JONESBORO, AR (KAIT) - "It's great to be able to go online and see pictures of your relatives, but who else sees them," said Jonesboro Police Department's Detective Ernest Ward.
It's a risk that someone you don't know or trust could see pictures of your family.
"You take the risk on that photo being used for something other than what you intended for it to be used for," said Detective Ward.
A Research Now study shows 92 percent of U.S. children have some type of online presence by the time they're two years old.
Detective Ward says that number could be higher depending on accessibility of the Internet.
"I think people are putting way too much information," said Detective Ward.
It's information Detective Ward says that could potentially fall into the wrong hands--even if you think your pictures and settings are private.

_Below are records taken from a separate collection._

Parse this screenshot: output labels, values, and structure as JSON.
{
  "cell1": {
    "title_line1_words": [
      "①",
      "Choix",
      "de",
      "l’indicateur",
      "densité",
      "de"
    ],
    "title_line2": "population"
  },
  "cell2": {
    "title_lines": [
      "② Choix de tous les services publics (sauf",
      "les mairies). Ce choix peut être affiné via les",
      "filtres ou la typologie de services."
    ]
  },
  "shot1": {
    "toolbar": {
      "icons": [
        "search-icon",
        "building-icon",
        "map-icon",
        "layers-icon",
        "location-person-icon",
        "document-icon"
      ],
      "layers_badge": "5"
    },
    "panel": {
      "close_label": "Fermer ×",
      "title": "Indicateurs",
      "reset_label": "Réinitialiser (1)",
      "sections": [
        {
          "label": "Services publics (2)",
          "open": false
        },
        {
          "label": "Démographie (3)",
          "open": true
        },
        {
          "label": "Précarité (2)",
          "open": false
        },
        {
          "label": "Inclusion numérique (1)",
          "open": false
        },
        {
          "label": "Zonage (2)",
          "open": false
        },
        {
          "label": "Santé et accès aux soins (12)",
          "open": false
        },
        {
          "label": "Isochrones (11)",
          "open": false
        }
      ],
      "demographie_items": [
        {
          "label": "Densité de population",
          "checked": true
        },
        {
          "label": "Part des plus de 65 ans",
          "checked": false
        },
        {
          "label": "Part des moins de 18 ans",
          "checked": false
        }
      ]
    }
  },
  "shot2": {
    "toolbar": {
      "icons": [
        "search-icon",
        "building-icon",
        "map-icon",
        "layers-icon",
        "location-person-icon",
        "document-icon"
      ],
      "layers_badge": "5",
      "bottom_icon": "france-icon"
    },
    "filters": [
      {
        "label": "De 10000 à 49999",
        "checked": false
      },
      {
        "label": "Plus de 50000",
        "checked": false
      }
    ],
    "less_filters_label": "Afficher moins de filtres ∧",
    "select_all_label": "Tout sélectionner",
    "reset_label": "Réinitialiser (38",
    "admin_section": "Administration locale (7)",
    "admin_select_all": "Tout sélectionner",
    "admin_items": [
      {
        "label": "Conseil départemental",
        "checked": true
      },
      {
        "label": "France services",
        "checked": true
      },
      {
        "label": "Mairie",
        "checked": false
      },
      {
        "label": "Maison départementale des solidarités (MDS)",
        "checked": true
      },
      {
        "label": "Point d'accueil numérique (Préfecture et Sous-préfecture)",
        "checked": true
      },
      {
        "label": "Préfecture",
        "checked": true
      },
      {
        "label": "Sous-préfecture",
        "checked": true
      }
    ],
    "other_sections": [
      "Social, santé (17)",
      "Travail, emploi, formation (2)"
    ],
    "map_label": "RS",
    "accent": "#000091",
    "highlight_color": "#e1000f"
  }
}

"Someone may be your friend and you trust them looking at your child's picture but who's going to get your child's picture from their computer," said Detective Ward.
"I think anyone who posts anything on the web should always consider who might have access to it," said Dr. Phil Hestand.
Dr. Phil Hestand says posted baby pictures might cause embarrassment to a child if they're seen by peers later in life.
He adds if adults post pictures of themselves, make sure they can't be seen as inappropriate, for example, by a future employer.
"Don't put it on there if it would embarrass you if grandma saw it," said Dr. Hestand.
"If you're going to post something, you take a risk on someone seeing it that you don't want seeing it," said Detective Ward.